*** INFORMATION GIVEN Section Begins ***
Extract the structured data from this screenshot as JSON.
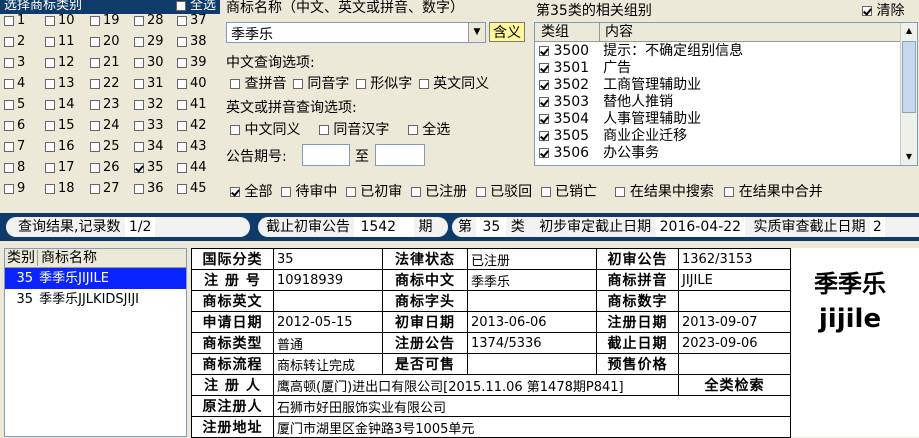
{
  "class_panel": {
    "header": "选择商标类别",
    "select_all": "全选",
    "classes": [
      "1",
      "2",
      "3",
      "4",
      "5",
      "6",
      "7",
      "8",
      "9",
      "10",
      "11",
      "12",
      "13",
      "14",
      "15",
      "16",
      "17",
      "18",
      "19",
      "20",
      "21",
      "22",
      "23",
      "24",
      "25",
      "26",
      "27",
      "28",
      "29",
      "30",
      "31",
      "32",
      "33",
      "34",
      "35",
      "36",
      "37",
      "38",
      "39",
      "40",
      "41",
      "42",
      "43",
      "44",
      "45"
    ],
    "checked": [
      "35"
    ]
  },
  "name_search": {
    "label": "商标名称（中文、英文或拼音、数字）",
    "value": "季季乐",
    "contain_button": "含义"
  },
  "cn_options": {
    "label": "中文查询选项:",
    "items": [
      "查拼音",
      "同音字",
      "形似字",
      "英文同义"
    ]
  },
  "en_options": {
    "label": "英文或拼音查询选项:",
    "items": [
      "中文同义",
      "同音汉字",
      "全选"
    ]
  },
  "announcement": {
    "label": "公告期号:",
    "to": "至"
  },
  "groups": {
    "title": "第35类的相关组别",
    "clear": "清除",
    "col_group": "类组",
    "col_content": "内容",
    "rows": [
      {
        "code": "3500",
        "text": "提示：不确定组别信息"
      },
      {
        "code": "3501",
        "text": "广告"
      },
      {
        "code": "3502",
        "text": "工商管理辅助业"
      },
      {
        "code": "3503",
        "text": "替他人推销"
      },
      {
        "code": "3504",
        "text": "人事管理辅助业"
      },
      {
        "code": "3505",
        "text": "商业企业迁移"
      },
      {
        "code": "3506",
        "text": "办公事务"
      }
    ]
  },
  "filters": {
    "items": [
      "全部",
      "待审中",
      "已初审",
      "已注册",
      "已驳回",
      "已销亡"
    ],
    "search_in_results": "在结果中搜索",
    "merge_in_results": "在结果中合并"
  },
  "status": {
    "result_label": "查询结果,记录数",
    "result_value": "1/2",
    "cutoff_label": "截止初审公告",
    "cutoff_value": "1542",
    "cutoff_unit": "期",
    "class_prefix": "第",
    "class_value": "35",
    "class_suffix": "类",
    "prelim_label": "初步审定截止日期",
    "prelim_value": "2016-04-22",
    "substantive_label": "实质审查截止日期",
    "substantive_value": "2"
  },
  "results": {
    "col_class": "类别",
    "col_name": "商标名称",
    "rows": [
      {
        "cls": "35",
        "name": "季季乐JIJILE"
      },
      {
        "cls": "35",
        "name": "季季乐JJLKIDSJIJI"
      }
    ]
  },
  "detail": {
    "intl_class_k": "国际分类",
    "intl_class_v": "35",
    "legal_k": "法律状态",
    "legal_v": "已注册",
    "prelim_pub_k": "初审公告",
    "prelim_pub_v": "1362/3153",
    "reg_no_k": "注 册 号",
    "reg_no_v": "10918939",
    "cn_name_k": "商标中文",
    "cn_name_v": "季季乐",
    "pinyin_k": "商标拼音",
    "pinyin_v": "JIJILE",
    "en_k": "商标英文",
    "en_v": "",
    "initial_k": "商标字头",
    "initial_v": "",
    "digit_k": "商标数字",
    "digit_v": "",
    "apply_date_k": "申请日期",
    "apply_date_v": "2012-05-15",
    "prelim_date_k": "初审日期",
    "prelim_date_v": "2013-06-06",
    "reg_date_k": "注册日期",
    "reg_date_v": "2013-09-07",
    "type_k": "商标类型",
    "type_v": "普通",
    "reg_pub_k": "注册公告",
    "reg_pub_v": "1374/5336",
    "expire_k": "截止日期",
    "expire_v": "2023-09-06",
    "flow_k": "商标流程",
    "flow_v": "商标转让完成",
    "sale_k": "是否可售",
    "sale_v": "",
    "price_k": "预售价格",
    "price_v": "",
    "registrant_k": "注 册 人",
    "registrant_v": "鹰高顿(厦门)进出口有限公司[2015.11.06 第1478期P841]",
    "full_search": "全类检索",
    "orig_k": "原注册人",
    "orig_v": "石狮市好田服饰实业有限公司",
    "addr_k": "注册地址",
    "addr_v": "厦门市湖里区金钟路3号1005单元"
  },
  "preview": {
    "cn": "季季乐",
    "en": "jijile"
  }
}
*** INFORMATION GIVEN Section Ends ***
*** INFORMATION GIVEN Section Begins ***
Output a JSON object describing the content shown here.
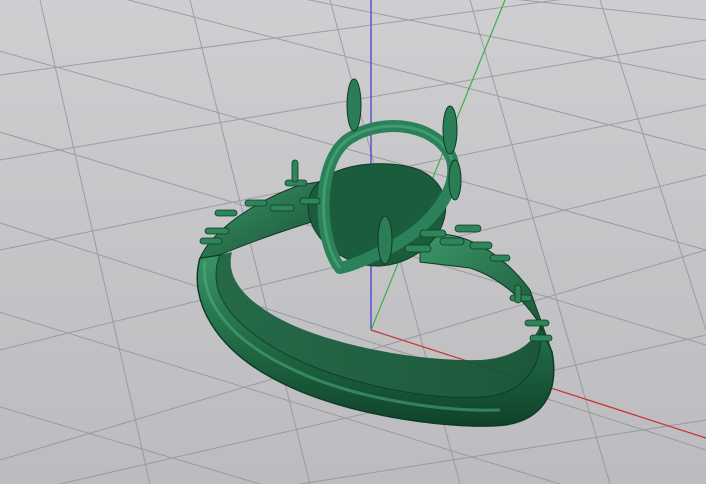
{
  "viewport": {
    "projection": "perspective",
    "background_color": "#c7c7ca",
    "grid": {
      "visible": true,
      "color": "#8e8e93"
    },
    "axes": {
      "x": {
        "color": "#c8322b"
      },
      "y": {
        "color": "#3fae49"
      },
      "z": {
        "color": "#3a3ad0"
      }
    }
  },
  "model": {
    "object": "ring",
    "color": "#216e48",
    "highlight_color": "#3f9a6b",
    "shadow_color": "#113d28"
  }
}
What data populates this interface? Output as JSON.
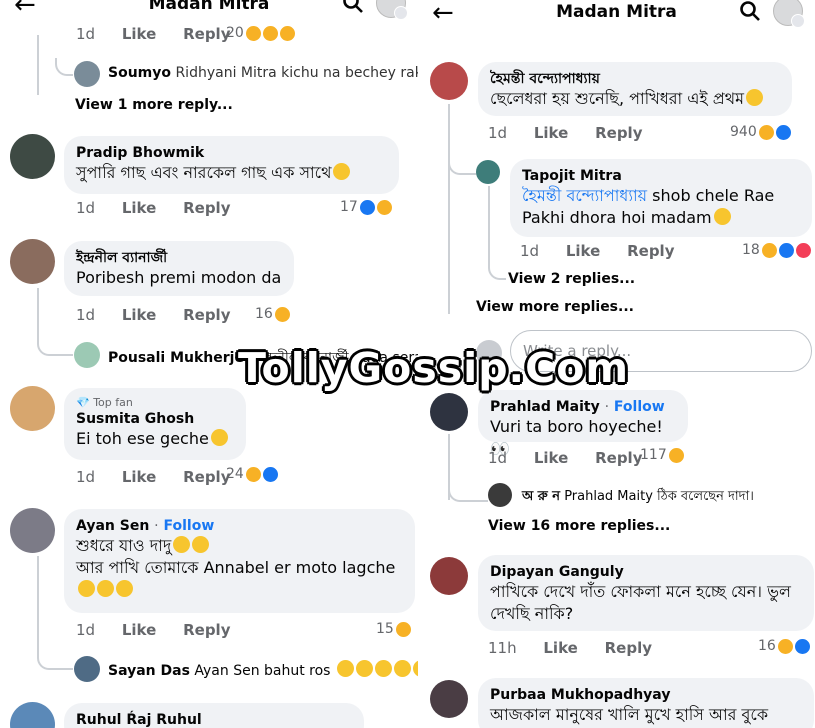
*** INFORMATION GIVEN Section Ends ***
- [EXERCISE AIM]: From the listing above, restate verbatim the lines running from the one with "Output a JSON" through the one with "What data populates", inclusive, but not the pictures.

- [SOLUTION FOR THIS PROBLEM]:
Output a JSON object describing the content shown here.
{
  "viewport": {
    "projection": "perspective",
    "background_color": "#c7c7ca",
    "grid": {
      "visible": true,
      "color": "#8e8e93"
    },
    "axes": {
      "x": {
        "color": "#c8322b"
      },
      "y": {
        "color": "#3fae49"
      },
      "z": {
        "color": "#3a3ad0"
      }
    }
  },
  "model": {
    "object": "ring",
    "color": "#216e48",
    "highlight_color": "#3f9a6b",
    "shadow_color": "#113d28"
  }
}
What data populates this interface? Output as JSON.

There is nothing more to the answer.